> **Work item**: Although the records contain pictures, only their text should be set down, exactly as written.

(Data entries)
━━━━━━━━━━━━━━━━
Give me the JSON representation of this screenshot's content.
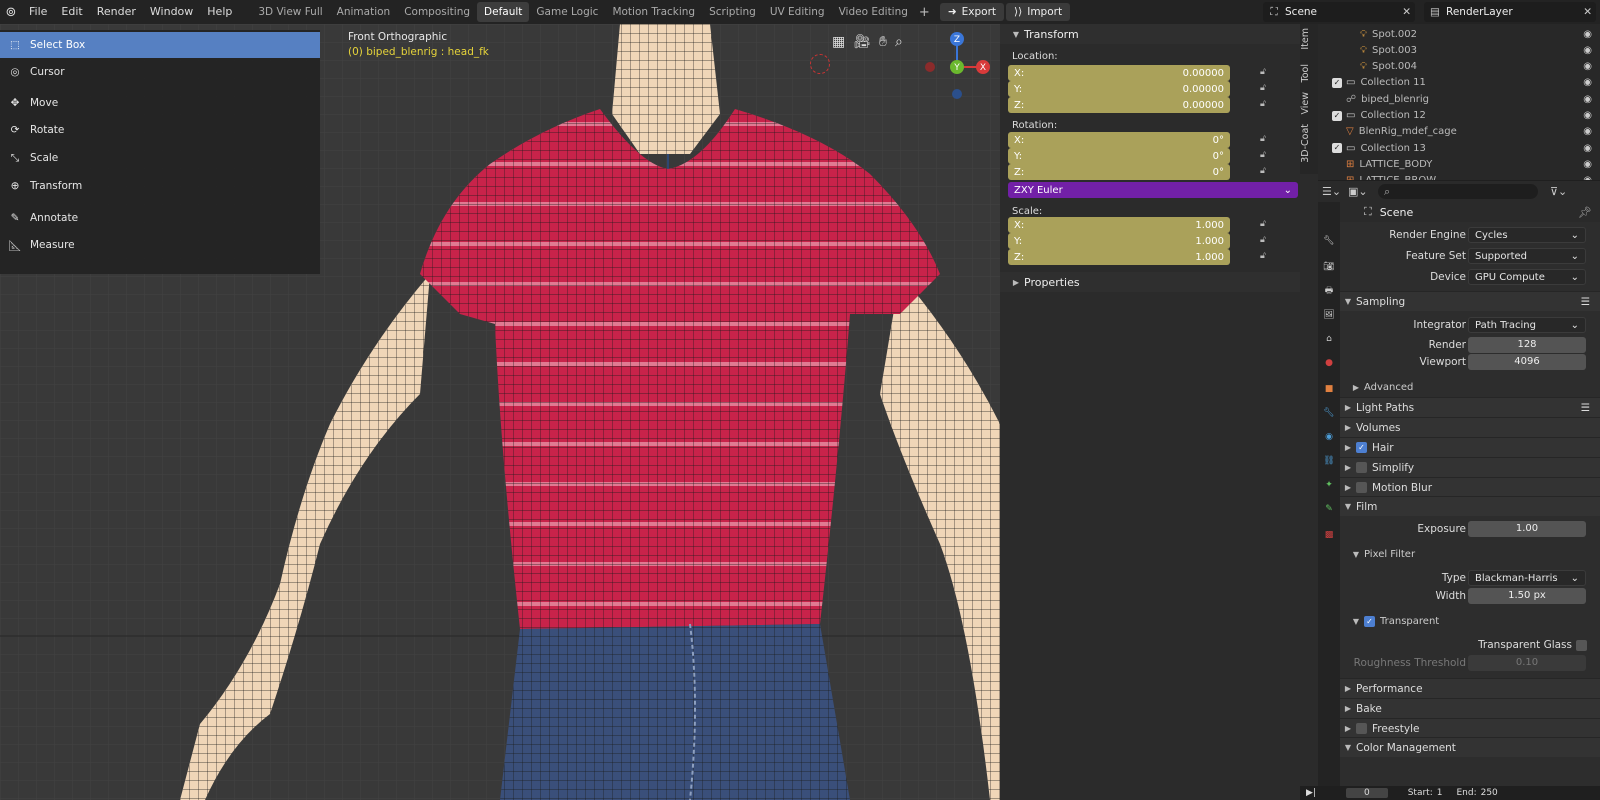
{
  "menu": [
    "File",
    "Edit",
    "Render",
    "Window",
    "Help"
  ],
  "workspaces": [
    "3D View Full",
    "Animation",
    "Compositing",
    "Default",
    "Game Logic",
    "Motion Tracking",
    "Scripting",
    "UV Editing",
    "Video Editing"
  ],
  "active_workspace": "Default",
  "export_label": "Export",
  "import_label": "Import",
  "scene_name": "Scene",
  "render_layer": "RenderLayer",
  "viewport": {
    "title": "Front Orthographic",
    "subtitle": "(0) biped_blenrig : head_fk",
    "tools": [
      {
        "label": "Select Box",
        "icon": "select-box-icon"
      },
      {
        "label": "Cursor",
        "icon": "cursor-icon"
      },
      {
        "label": "Move",
        "icon": "move-icon"
      },
      {
        "label": "Rotate",
        "icon": "rotate-icon"
      },
      {
        "label": "Scale",
        "icon": "scale-icon"
      },
      {
        "label": "Transform",
        "icon": "transform-icon"
      },
      {
        "label": "Annotate",
        "icon": "annotate-icon"
      },
      {
        "label": "Measure",
        "icon": "measure-icon"
      }
    ],
    "gizmo": {
      "z": "Z",
      "y": "Y",
      "x": "X"
    }
  },
  "transform": {
    "header": "Transform",
    "location_label": "Location:",
    "location": [
      {
        "axis": "X:",
        "value": "0.00000"
      },
      {
        "axis": "Y:",
        "value": "0.00000"
      },
      {
        "axis": "Z:",
        "value": "0.00000"
      }
    ],
    "rotation_label": "Rotation:",
    "rotation": [
      {
        "axis": "X:",
        "value": "0°"
      },
      {
        "axis": "Y:",
        "value": "0°"
      },
      {
        "axis": "Z:",
        "value": "0°"
      }
    ],
    "rotation_mode": "ZXY Euler",
    "scale_label": "Scale:",
    "scale": [
      {
        "axis": "X:",
        "value": "1.000"
      },
      {
        "axis": "Y:",
        "value": "1.000"
      },
      {
        "axis": "Z:",
        "value": "1.000"
      }
    ],
    "properties_header": "Properties"
  },
  "side_tabs": [
    "Item",
    "Tool",
    "View",
    "3D-Coat"
  ],
  "outliner": [
    {
      "name": "Spot.002",
      "indent": 3,
      "type": "light"
    },
    {
      "name": "Spot.003",
      "indent": 3,
      "type": "light"
    },
    {
      "name": "Spot.004",
      "indent": 3,
      "type": "light"
    },
    {
      "name": "Collection 11",
      "indent": 1,
      "type": "collection"
    },
    {
      "name": "biped_blenrig",
      "indent": 2,
      "type": "armature"
    },
    {
      "name": "Collection 12",
      "indent": 1,
      "type": "collection"
    },
    {
      "name": "BlenRig_mdef_cage",
      "indent": 2,
      "type": "mesh"
    },
    {
      "name": "Collection 13",
      "indent": 1,
      "type": "collection"
    },
    {
      "name": "LATTICE_BODY",
      "indent": 2,
      "type": "lattice"
    },
    {
      "name": "LATTICE_BROW",
      "indent": 2,
      "type": "lattice"
    }
  ],
  "properties": {
    "context": "Scene",
    "render_engine_label": "Render Engine",
    "render_engine": "Cycles",
    "feature_set_label": "Feature Set",
    "feature_set": "Supported",
    "device_label": "Device",
    "device": "GPU Compute",
    "sampling": "Sampling",
    "integrator_label": "Integrator",
    "integrator": "Path Tracing",
    "render_label": "Render",
    "render_samples": "128",
    "viewport_label": "Viewport",
    "viewport_samples": "4096",
    "advanced": "Advanced",
    "light_paths": "Light Paths",
    "volumes": "Volumes",
    "hair": "Hair",
    "simplify": "Simplify",
    "motion_blur": "Motion Blur",
    "film": "Film",
    "exposure_label": "Exposure",
    "exposure": "1.00",
    "pixel_filter": "Pixel Filter",
    "type_label": "Type",
    "filter_type": "Blackman-Harris",
    "width_label": "Width",
    "filter_width": "1.50 px",
    "transparent": "Transparent",
    "transparent_glass": "Transparent Glass",
    "roughness_threshold_label": "Roughness Threshold",
    "roughness_threshold": "0.10",
    "performance": "Performance",
    "bake": "Bake",
    "freestyle": "Freestyle",
    "color_management": "Color Management"
  },
  "timeline": {
    "frame": "0",
    "start_label": "Start:",
    "start": "1",
    "end_label": "End:",
    "end": "250"
  },
  "colors": {
    "accent": "#5680c2",
    "field_yellow": "#aaa15a",
    "euler_purple": "#7220a7",
    "shirt": "#c8234a",
    "jeans": "#3a4f7a"
  }
}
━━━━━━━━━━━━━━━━
> **The answer**:
Give me the JSON representation of this screenshot's content.
{
  "menu": [
    "File",
    "Edit",
    "Render",
    "Window",
    "Help"
  ],
  "workspaces": [
    "3D View Full",
    "Animation",
    "Compositing",
    "Default",
    "Game Logic",
    "Motion Tracking",
    "Scripting",
    "UV Editing",
    "Video Editing"
  ],
  "active_workspace": "Default",
  "export_label": "Export",
  "import_label": "Import",
  "scene_name": "Scene",
  "render_layer": "RenderLayer",
  "viewport": {
    "title": "Front Orthographic",
    "subtitle": "(0) biped_blenrig : head_fk",
    "tools": [
      {
        "label": "Select Box",
        "icon": "select-box-icon"
      },
      {
        "label": "Cursor",
        "icon": "cursor-icon"
      },
      {
        "label": "Move",
        "icon": "move-icon"
      },
      {
        "label": "Rotate",
        "icon": "rotate-icon"
      },
      {
        "label": "Scale",
        "icon": "scale-icon"
      },
      {
        "label": "Transform",
        "icon": "transform-icon"
      },
      {
        "label": "Annotate",
        "icon": "annotate-icon"
      },
      {
        "label": "Measure",
        "icon": "measure-icon"
      }
    ],
    "gizmo": {
      "z": "Z",
      "y": "Y",
      "x": "X"
    }
  },
  "transform": {
    "header": "Transform",
    "location_label": "Location:",
    "location": [
      {
        "axis": "X:",
        "value": "0.00000"
      },
      {
        "axis": "Y:",
        "value": "0.00000"
      },
      {
        "axis": "Z:",
        "value": "0.00000"
      }
    ],
    "rotation_label": "Rotation:",
    "rotation": [
      {
        "axis": "X:",
        "value": "0°"
      },
      {
        "axis": "Y:",
        "value": "0°"
      },
      {
        "axis": "Z:",
        "value": "0°"
      }
    ],
    "rotation_mode": "ZXY Euler",
    "scale_label": "Scale:",
    "scale": [
      {
        "axis": "X:",
        "value": "1.000"
      },
      {
        "axis": "Y:",
        "value": "1.000"
      },
      {
        "axis": "Z:",
        "value": "1.000"
      }
    ],
    "properties_header": "Properties"
  },
  "side_tabs": [
    "Item",
    "Tool",
    "View",
    "3D-Coat"
  ],
  "outliner": [
    {
      "name": "Spot.002",
      "indent": 3,
      "type": "light"
    },
    {
      "name": "Spot.003",
      "indent": 3,
      "type": "light"
    },
    {
      "name": "Spot.004",
      "indent": 3,
      "type": "light"
    },
    {
      "name": "Collection 11",
      "indent": 1,
      "type": "collection"
    },
    {
      "name": "biped_blenrig",
      "indent": 2,
      "type": "armature"
    },
    {
      "name": "Collection 12",
      "indent": 1,
      "type": "collection"
    },
    {
      "name": "BlenRig_mdef_cage",
      "indent": 2,
      "type": "mesh"
    },
    {
      "name": "Collection 13",
      "indent": 1,
      "type": "collection"
    },
    {
      "name": "LATTICE_BODY",
      "indent": 2,
      "type": "lattice"
    },
    {
      "name": "LATTICE_BROW",
      "indent": 2,
      "type": "lattice"
    }
  ],
  "properties": {
    "context": "Scene",
    "render_engine_label": "Render Engine",
    "render_engine": "Cycles",
    "feature_set_label": "Feature Set",
    "feature_set": "Supported",
    "device_label": "Device",
    "device": "GPU Compute",
    "sampling": "Sampling",
    "integrator_label": "Integrator",
    "integrator": "Path Tracing",
    "render_label": "Render",
    "render_samples": "128",
    "viewport_label": "Viewport",
    "viewport_samples": "4096",
    "advanced": "Advanced",
    "light_paths": "Light Paths",
    "volumes": "Volumes",
    "hair": "Hair",
    "simplify": "Simplify",
    "motion_blur": "Motion Blur",
    "film": "Film",
    "exposure_label": "Exposure",
    "exposure": "1.00",
    "pixel_filter": "Pixel Filter",
    "type_label": "Type",
    "filter_type": "Blackman-Harris",
    "width_label": "Width",
    "filter_width": "1.50 px",
    "transparent": "Transparent",
    "transparent_glass": "Transparent Glass",
    "roughness_threshold_label": "Roughness Threshold",
    "roughness_threshold": "0.10",
    "performance": "Performance",
    "bake": "Bake",
    "freestyle": "Freestyle",
    "color_management": "Color Management"
  },
  "timeline": {
    "frame": "0",
    "start_label": "Start:",
    "start": "1",
    "end_label": "End:",
    "end": "250"
  },
  "colors": {
    "accent": "#5680c2",
    "field_yellow": "#aaa15a",
    "euler_purple": "#7220a7",
    "shirt": "#c8234a",
    "jeans": "#3a4f7a"
  }
}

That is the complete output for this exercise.